* **EXERCISE INSTRUCTIONS**: Restate the entries below exactly. Images are not part of the copy.

* **EXTRACTED DATA**:
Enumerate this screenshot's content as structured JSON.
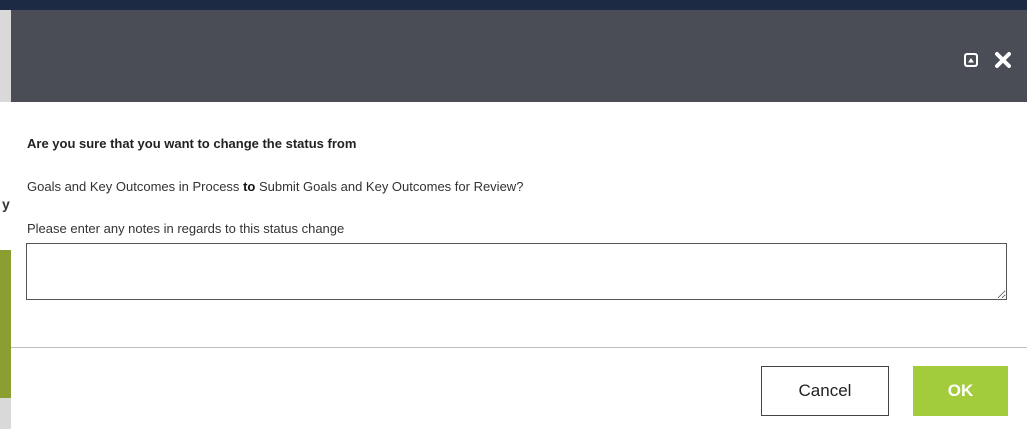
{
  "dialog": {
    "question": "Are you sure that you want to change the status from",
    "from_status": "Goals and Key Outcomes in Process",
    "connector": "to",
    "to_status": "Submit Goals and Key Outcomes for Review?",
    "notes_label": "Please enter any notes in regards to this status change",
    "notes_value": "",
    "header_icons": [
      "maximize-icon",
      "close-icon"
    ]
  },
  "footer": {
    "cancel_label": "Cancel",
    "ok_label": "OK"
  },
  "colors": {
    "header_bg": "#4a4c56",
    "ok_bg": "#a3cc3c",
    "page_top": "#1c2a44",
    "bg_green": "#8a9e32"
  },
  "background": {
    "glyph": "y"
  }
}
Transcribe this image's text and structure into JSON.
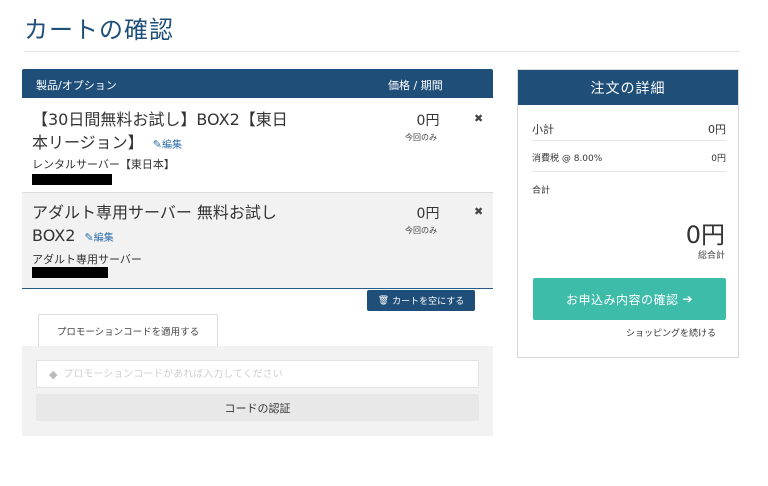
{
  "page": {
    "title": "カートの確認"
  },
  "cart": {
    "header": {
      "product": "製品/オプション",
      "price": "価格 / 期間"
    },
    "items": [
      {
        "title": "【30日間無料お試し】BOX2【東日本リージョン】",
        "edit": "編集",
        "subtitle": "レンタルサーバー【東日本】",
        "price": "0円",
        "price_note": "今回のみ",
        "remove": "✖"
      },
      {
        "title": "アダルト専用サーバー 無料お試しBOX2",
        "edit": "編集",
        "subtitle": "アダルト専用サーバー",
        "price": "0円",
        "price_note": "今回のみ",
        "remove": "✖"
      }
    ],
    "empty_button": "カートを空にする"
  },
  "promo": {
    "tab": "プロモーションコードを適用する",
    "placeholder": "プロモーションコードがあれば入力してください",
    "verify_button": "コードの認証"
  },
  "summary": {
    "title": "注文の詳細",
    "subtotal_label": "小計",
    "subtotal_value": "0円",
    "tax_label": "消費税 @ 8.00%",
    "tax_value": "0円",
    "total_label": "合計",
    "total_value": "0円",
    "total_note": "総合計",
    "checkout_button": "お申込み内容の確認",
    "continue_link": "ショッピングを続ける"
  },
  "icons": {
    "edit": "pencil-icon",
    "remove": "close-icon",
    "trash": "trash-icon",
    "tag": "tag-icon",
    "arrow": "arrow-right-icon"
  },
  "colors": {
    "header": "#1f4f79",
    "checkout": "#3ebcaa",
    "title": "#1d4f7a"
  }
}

* **YOUR RESPONSE**:
Enumerate this screenshot's content as structured JSON.
{
  "dialog": {
    "question": "Are you sure that you want to change the status from",
    "from_status": "Goals and Key Outcomes in Process",
    "connector": "to",
    "to_status": "Submit Goals and Key Outcomes for Review?",
    "notes_label": "Please enter any notes in regards to this status change",
    "notes_value": "",
    "header_icons": [
      "maximize-icon",
      "close-icon"
    ]
  },
  "footer": {
    "cancel_label": "Cancel",
    "ok_label": "OK"
  },
  "colors": {
    "header_bg": "#4a4c56",
    "ok_bg": "#a3cc3c",
    "page_top": "#1c2a44",
    "bg_green": "#8a9e32"
  },
  "background": {
    "glyph": "y"
  }
}
Transcribe this image's text and structure into JSON.
{
  "page": {
    "title": "カートの確認"
  },
  "cart": {
    "header": {
      "product": "製品/オプション",
      "price": "価格 / 期間"
    },
    "items": [
      {
        "title": "【30日間無料お試し】BOX2【東日本リージョン】",
        "edit": "編集",
        "subtitle": "レンタルサーバー【東日本】",
        "price": "0円",
        "price_note": "今回のみ",
        "remove": "✖"
      },
      {
        "title": "アダルト専用サーバー 無料お試しBOX2",
        "edit": "編集",
        "subtitle": "アダルト専用サーバー",
        "price": "0円",
        "price_note": "今回のみ",
        "remove": "✖"
      }
    ],
    "empty_button": "カートを空にする"
  },
  "promo": {
    "tab": "プロモーションコードを適用する",
    "placeholder": "プロモーションコードがあれば入力してください",
    "verify_button": "コードの認証"
  },
  "summary": {
    "title": "注文の詳細",
    "subtotal_label": "小計",
    "subtotal_value": "0円",
    "tax_label": "消費税 @ 8.00%",
    "tax_value": "0円",
    "total_label": "合計",
    "total_value": "0円",
    "total_note": "総合計",
    "checkout_button": "お申込み内容の確認",
    "continue_link": "ショッピングを続ける"
  },
  "icons": {
    "edit": "pencil-icon",
    "remove": "close-icon",
    "trash": "trash-icon",
    "tag": "tag-icon",
    "arrow": "arrow-right-icon"
  },
  "colors": {
    "header": "#1f4f79",
    "checkout": "#3ebcaa",
    "title": "#1d4f7a"
  }
}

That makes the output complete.